In operation, a current Ie is supplied to emitter electrode 32. HBT structure 100 turns on when a forward bias control signal VB is applied to conductive region 34 and routed through polysilicon layer 8 and through sidewall 25 to regions 18-19 of heterojunction layer 20. Current IC flows through emitter electrode 32, emitter region 30, region 18 of layer 20 and across bottom surface 23 of trench 27 to epitaxial layers 14-15 and collector 38. Thus the emitter current is approximately the sum of the collector current and the base current.

In summary, the present invention provides a high speed heterojunction bipolar transistor having fewer processing steps and therefore a lower fabrication cost than previous devices. A semiconductor substrate is formed with a first semiconductor material to form a trench formed on a top surface. A semiconductor layer is formed in the trench from a second semiconductor material to couple a control signal through a sidewall of the trench to control a current that flows through a bottom surface of the trench. A semiconductor layer is coated with an organic material to a first thickness in a first region and to a second thickness greater than the first thickness in a second region of the semiconductor layer. Then a predetermined thickness of the organic material is removed to produce an organic plug in the second region for use as a method to pattern an electrode of the semiconductor component.

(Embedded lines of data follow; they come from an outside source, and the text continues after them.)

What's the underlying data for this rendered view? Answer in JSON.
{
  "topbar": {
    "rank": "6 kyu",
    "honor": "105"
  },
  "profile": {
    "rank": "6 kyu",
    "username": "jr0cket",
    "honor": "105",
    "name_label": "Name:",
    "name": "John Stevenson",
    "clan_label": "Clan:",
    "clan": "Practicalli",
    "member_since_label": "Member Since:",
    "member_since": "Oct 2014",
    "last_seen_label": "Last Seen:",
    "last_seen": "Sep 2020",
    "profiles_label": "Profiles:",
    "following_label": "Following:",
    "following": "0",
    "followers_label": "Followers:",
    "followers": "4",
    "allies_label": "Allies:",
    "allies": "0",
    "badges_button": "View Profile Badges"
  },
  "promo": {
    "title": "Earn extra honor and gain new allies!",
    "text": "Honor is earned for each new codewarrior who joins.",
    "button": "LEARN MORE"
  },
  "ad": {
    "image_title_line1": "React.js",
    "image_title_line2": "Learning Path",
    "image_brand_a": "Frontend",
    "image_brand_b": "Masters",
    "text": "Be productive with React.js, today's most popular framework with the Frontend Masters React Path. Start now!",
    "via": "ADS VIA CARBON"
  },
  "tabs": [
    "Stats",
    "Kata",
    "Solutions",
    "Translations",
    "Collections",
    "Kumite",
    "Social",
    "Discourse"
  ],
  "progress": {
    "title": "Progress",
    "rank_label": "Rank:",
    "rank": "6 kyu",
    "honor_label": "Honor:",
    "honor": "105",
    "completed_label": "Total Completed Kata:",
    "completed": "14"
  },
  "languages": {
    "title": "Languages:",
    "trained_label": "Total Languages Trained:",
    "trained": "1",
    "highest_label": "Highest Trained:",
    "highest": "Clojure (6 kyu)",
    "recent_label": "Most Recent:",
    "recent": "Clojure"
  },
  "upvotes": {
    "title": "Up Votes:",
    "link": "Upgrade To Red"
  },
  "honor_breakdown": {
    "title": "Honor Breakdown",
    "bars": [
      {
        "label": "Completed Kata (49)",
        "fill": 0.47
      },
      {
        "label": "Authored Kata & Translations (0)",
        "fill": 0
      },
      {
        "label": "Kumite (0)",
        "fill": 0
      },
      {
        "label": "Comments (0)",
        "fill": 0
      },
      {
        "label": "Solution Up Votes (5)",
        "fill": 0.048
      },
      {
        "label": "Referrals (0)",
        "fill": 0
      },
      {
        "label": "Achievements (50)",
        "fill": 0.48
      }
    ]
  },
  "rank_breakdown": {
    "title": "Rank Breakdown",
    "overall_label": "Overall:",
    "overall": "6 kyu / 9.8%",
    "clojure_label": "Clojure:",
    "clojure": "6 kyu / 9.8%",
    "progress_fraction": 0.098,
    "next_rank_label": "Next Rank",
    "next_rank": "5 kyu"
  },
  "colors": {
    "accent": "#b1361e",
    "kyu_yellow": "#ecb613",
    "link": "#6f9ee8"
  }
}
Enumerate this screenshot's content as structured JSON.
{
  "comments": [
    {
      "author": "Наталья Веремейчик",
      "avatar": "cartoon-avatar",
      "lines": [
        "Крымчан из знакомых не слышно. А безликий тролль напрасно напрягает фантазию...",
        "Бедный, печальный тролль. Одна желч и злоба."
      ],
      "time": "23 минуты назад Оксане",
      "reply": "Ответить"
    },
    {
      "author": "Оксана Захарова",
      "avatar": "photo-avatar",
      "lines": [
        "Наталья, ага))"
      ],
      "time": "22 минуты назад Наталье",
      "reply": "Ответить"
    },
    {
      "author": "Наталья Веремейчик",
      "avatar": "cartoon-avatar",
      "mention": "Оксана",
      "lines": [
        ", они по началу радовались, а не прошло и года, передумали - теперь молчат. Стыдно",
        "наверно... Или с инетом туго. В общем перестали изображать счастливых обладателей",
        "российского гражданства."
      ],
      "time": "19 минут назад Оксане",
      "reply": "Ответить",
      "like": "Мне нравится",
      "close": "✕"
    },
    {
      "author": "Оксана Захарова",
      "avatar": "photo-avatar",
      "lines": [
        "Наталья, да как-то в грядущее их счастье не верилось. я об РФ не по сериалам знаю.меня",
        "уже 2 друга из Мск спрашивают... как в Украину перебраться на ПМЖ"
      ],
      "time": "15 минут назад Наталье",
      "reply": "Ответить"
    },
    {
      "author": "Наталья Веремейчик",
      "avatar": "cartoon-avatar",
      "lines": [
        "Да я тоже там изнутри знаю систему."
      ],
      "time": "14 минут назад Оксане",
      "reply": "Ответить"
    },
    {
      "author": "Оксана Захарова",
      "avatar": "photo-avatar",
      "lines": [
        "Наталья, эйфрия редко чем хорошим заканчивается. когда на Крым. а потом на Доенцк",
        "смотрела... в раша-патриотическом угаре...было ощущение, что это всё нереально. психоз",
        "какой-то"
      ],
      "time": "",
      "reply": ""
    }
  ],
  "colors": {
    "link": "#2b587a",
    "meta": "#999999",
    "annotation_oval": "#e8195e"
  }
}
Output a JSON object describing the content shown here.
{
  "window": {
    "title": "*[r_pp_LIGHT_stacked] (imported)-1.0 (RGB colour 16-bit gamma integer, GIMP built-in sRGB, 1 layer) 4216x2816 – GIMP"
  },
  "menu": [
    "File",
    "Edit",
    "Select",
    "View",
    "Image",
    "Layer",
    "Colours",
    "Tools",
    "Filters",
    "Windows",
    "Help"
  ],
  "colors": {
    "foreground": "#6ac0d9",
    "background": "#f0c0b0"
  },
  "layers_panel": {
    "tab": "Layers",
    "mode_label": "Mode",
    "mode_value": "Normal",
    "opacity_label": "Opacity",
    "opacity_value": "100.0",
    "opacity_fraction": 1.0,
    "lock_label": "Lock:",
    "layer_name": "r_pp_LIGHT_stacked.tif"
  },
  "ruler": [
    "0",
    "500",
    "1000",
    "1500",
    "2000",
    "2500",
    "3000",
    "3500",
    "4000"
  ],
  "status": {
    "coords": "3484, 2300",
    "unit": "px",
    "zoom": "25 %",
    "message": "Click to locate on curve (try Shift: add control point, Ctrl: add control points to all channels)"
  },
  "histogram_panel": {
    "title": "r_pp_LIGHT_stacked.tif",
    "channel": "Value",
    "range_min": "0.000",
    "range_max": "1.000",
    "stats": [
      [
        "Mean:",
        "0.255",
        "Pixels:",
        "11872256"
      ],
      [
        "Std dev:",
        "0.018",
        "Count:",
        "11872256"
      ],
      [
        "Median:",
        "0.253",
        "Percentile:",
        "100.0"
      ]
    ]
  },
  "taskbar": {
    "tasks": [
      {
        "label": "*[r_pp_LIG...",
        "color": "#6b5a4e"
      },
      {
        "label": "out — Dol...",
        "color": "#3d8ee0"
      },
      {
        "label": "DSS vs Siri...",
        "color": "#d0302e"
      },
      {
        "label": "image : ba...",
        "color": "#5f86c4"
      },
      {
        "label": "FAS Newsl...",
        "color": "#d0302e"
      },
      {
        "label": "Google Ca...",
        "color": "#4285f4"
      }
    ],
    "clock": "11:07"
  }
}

Patent Citations
Cited PatentFiling datePublication dateApplicantTitle
US5311055 *Nov 22, 1991May 10, 1994The United States Of America As Represented By The Secretary Of The NavyTrenched bipolar transistor structures
Referenced by
Citing PatentFiling datePublication dateApplicantTitle
US6924202 *Oct 9, 2003Aug 2, 2005Chartered Semiconductor Manufacturing, Ltd.Heterojunction bipolar transistor with self-aligned emitter and sidewall base contact
US7074685 *May 27, 2003Jul 11, 2006Koninklijke Philips Electronics N.V.Method of fabrication SiGe heterojunction bipolar transistor
US7238588 *Jan 12, 2004Jul 3, 2007Advanced Micro Devices, Inc.Silicon buffered shallow trench isolation
Classifications
U.S. Classification257/197, 257/E27.053, 257/586, 257/198, 257/616, 257/E21.371, 257/E29.193
International ClassificationH01L29/737, H01L27/082, H01L21/331
Cooperative ClassificationH01L29/66242, H01L29/7378, H01L27/082
European ClassificationH01L29/66M6T2H, H01L27/082, H01L29/737B8
Legal Events
DateCodeEventDescription
May 23, 2011FPAYFee payment
Year of fee payment: 8
May 17, 2007FPAYFee payment
Year of fee payment: 4
Apr 29, 2003ASAssignment
Owner name: JPMORGAN CHASE BANK, NEW YORK
Free format text: SECURITY INTEREST;ASSIGNOR:SEMICONDUCTOR COMPONENTS INDUSTRIES, LLC;REEL/FRAME:014007/0239
Effective date: 20030303
Owner name: JPMORGAN CHASE BANK 270 PARK AVENUENEW YORK, NEW Y
Free format text: SECURITY INTEREST;ASSIGNOR:SEMICONDUCTOR COMPONENTS INDUSTRIES, LLC /AR;REEL/FRAME:014007/0239
Jun 12, 2002ASAssignment
Owner name: WELLS FARGO BANK MINNESOTA, NATIONAL ASSOCIATION,
Free format text: SECURITY AGREEMENT;ASSIGNORS:SEMICONDUCTOR COMPONENTS INDUSTRIES, LLC;SEMICONDUCTOR COMPONENTS INDUSTRIES OF RHODE ISLAND, INC.;REEL/FRAME:012958/0638
Effective date: 20020506
Jun 11, 2002ASAssignment
Owner name: JPMORGAN CHASE BANK, AS COLLATERAL AGENT, NEW YORK
Free format text: SUPPLEMENT TO SECURITY AGREEMENT;ASSIGNORS:SEMICONDUCTOR COMPONENTS INDUSTRIES, LLC;SEMICONDUCTOR COMPONENTS OF RHODE ISLAND, INC.;REEL/FRAME:012991/0180
Effective date: 20020505
Sep 5, 2001ASAssignment
Owner name: SEMICONDUCTOR COMPONENTS INDUSTRIES, LLC, ARIZONA
Free format text: ASSIGNMENT OF ASSIGNORS INTEREST;ASSIGNORS:AZAM, MISBAHUL;LOECHELT, GARY;COSTA, JULIO;REEL/FRAME:012139/0861
Effective date: 20010829
Owner name: SEMICONDUCTOR COMPONENTS INDUSTRIES, LLC PATENT AD
Free format text: ASSIGNMENT OF ASSIGNORS INTEREST;ASSIGNORS:AZAM, MISBAHUL /AR;REEL/FRAME:012139/0861